For your third lab you’ll continue to work on basic color manipulation. Most of the problems you’re assigned benefit from the kind hierarchical decomposition described in section 4.4. Be on the look out for these opportunities and design your code accordingly. As always, don’t forget that at the end of chapters 2 and 4 there are a Programming Summary sections that provides a quick dictionary of all of the important function and encoding names introduced thus far. When you run into problems don’t forget to check the Common Bugs and Debugging Tips scattered throughout the chapters as well.

From Chapter 4 do the following problems: 4.20, 4.21, 4.22, 4.23, and the two problems described below.

  1. Thus far our efforts to red,green, or blue-ify an image have involved boosting the target color while reducing the other colors (see 4.20). For this problem try first converting the image to greyscale and then boosting the target color. Pick one color to work with. Play with different ways of boosting the target (add some fixed value or multiply by some factor) and find something that produces a result that you’re happy with. How do the results compare to the techniques you used in 4.20?
  2. Design a function to purple-ify an image. If purple isn’t your thing, pick another color that isn’t pure red, green, or blue.
  • As always switch the driver (person typing the code) and navigator (person watching, helping spot typos, etc.) on every new problem.
  • Do all of the problems in a single python file. Put everyone’s name in a comment at the top of the file. Label the start of each problem with a comment.
  • For any problem that includes responding to questions as well as interacting with python code, write your responses as a comment. along with the required code.
  • Build a habit of testing now (see 4.3.3). Test everything your write. Verify that the color values change the way you expect them to change.
When you're done or when time is up, whichever comes first, print your code and hand it in. You might also want to email a copy of your document to the group so everyone has it. If you did not finish the problems, it will not hurt your grade.
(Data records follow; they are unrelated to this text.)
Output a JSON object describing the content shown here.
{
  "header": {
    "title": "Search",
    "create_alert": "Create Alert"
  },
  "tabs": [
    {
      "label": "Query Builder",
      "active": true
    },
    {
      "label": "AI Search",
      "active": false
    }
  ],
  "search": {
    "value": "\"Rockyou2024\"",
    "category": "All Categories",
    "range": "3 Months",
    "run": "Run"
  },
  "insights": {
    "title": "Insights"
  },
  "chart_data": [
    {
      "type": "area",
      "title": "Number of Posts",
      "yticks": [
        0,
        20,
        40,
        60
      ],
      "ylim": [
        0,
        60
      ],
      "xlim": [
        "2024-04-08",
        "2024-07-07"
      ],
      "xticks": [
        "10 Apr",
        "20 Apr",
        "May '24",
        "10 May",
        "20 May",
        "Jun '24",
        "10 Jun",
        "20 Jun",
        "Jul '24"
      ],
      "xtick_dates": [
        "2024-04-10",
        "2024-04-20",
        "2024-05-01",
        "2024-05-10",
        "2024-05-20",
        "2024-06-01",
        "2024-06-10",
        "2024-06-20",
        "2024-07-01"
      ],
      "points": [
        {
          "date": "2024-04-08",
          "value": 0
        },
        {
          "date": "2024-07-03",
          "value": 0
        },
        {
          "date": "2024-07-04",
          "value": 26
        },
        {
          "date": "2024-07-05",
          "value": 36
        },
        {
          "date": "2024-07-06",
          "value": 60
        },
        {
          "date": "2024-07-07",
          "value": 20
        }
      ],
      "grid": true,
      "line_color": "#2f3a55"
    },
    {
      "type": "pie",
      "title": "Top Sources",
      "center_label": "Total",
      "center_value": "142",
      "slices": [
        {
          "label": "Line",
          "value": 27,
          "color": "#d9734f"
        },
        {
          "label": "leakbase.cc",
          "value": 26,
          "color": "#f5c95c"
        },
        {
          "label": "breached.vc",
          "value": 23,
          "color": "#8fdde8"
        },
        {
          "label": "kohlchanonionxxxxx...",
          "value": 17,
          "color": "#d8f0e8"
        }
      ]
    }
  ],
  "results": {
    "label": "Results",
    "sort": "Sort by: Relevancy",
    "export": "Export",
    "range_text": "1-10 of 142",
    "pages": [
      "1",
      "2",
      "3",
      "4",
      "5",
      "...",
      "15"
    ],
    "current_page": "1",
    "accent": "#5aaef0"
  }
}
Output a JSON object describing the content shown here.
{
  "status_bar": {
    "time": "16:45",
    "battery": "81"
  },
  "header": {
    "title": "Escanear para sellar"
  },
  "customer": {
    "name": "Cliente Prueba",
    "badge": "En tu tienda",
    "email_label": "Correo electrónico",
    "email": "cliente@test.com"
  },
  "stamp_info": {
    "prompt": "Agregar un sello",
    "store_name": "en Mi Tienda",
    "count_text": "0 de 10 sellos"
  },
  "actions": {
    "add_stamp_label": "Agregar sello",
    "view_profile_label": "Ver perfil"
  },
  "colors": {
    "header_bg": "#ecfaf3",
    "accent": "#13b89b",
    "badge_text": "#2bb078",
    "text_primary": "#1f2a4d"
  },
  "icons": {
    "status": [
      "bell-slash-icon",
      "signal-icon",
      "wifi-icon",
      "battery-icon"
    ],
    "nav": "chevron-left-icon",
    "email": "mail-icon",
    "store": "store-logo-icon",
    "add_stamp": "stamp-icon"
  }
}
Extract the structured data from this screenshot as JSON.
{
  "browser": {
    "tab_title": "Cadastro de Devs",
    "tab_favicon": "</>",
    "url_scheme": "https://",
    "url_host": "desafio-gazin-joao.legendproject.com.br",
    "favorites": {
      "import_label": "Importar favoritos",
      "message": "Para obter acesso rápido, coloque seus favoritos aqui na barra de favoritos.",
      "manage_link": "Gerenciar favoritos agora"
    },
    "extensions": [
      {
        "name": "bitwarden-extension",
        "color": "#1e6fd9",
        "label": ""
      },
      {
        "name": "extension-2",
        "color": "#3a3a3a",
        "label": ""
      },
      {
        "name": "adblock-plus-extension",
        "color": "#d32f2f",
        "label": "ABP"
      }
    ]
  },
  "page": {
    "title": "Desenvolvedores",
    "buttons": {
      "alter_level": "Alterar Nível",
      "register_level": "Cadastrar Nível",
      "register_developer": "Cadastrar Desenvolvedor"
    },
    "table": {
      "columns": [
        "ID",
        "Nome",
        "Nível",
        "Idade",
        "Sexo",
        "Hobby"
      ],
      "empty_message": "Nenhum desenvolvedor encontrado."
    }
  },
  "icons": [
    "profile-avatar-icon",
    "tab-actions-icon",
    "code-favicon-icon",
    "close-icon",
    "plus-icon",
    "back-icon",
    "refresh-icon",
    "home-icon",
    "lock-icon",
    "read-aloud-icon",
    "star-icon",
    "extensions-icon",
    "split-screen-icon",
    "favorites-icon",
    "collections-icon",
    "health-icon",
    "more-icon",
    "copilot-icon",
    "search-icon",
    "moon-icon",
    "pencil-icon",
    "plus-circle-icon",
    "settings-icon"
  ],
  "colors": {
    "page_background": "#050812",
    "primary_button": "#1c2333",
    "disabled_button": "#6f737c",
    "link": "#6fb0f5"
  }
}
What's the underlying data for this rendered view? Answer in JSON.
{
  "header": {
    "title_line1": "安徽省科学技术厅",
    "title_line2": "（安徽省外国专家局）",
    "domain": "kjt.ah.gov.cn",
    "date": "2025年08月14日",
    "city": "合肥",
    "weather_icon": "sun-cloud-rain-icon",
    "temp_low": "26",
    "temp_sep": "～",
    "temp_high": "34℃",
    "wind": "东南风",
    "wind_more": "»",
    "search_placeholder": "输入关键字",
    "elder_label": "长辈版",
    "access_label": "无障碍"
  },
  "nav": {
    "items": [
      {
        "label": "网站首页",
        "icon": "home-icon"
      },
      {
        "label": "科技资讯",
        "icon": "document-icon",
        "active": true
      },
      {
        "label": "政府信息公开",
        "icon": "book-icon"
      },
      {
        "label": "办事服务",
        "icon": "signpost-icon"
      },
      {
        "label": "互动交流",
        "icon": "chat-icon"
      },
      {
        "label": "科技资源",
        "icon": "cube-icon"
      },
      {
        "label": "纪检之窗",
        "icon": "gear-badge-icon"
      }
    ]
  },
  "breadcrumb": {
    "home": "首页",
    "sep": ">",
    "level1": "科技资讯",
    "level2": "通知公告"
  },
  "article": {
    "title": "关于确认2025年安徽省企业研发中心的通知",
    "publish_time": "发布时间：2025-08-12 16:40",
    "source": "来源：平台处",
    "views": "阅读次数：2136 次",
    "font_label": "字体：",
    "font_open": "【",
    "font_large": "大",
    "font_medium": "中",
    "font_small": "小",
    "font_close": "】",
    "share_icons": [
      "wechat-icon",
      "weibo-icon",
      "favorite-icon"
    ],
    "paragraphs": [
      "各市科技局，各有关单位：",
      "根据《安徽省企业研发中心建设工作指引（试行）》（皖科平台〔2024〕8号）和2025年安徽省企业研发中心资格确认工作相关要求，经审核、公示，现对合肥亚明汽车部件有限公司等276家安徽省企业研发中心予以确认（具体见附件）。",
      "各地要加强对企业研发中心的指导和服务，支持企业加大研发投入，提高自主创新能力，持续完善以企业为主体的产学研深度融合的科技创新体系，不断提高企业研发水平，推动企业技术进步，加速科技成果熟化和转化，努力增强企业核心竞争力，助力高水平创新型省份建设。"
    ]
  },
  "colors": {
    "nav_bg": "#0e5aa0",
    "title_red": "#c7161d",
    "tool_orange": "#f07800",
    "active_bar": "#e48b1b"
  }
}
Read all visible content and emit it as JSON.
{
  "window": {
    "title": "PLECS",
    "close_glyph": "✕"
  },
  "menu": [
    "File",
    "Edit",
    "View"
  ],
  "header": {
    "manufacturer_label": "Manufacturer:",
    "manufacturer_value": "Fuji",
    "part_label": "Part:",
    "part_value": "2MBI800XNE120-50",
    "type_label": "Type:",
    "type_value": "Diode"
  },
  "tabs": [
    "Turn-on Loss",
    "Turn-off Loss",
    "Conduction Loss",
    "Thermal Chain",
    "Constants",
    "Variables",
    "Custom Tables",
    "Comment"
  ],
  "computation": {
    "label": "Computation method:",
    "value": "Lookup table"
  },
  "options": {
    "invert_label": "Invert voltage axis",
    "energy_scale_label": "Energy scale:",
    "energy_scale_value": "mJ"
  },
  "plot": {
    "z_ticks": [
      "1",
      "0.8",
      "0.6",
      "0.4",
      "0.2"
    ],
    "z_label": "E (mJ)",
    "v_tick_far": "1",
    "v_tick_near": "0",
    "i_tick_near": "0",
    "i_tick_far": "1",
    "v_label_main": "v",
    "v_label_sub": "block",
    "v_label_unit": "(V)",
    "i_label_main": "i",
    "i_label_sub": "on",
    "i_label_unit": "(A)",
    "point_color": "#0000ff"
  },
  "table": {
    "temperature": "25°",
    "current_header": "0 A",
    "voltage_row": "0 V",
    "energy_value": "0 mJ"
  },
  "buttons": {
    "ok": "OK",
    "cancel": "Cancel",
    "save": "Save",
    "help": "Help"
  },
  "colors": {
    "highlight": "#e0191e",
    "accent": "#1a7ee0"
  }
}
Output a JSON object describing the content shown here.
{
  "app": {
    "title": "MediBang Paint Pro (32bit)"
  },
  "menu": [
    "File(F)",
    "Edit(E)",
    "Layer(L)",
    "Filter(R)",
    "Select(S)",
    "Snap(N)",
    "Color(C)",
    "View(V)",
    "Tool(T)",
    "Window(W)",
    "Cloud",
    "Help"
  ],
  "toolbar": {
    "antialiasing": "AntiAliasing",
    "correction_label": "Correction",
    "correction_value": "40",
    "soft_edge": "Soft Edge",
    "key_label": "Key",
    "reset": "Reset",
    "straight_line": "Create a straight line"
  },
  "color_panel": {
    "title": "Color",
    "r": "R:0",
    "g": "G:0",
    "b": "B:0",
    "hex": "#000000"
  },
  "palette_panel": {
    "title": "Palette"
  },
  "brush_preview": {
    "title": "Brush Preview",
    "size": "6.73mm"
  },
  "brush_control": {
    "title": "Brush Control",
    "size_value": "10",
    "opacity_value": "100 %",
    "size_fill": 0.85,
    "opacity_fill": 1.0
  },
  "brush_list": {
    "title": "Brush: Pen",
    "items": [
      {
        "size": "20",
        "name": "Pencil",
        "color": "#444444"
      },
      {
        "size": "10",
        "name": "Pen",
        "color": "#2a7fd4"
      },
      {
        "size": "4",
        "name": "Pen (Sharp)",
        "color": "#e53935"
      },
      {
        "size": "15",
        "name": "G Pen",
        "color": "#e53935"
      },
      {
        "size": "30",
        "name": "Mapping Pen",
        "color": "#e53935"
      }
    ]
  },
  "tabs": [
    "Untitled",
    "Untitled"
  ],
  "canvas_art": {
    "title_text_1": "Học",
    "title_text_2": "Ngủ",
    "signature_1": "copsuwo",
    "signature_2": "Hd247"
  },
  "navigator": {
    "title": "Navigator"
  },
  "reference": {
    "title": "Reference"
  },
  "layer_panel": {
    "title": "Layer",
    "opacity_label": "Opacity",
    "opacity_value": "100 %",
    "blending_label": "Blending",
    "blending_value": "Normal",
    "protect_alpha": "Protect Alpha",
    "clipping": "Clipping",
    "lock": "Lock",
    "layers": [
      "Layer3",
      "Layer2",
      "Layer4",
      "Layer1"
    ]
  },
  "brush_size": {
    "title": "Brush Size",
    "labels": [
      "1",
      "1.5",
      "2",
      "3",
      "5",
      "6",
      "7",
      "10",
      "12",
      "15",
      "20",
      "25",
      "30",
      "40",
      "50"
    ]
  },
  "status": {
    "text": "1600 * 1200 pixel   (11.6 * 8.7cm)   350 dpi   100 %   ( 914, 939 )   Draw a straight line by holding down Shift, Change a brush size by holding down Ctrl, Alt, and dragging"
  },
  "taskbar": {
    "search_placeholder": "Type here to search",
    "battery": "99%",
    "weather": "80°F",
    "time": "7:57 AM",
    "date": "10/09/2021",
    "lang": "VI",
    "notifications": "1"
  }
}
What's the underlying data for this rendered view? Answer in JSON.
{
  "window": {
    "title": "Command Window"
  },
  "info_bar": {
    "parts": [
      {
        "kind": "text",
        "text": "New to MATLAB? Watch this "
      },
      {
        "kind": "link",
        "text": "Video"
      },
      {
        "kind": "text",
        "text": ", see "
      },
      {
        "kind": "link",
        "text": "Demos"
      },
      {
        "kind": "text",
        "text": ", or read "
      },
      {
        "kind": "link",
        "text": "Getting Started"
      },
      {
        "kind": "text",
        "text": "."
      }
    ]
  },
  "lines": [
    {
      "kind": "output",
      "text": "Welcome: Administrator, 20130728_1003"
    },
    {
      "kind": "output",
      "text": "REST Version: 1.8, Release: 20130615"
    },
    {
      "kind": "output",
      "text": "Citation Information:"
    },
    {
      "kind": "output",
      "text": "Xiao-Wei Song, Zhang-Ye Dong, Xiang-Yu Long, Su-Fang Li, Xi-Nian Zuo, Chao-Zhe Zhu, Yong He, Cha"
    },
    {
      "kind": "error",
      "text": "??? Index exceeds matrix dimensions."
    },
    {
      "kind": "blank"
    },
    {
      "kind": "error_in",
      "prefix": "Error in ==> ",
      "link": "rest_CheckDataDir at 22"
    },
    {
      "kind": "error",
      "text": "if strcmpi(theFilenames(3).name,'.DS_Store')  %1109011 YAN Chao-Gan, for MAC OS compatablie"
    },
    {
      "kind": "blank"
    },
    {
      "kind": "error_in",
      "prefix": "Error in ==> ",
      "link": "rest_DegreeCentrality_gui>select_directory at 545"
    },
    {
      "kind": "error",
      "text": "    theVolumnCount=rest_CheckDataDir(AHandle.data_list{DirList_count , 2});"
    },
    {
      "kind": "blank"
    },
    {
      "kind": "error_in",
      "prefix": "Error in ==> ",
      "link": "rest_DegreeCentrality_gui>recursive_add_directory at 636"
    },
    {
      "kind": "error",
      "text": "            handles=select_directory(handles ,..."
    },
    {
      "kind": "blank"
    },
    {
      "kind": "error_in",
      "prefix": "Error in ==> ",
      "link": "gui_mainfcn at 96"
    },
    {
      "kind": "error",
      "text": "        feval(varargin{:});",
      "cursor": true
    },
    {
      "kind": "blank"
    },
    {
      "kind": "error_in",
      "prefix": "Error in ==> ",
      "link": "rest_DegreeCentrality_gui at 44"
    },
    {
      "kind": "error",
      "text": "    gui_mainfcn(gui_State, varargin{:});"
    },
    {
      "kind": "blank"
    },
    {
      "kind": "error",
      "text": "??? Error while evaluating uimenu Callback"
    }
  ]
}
You are encouraged to work them out before class Wednesday, but are not required to do so. </h3>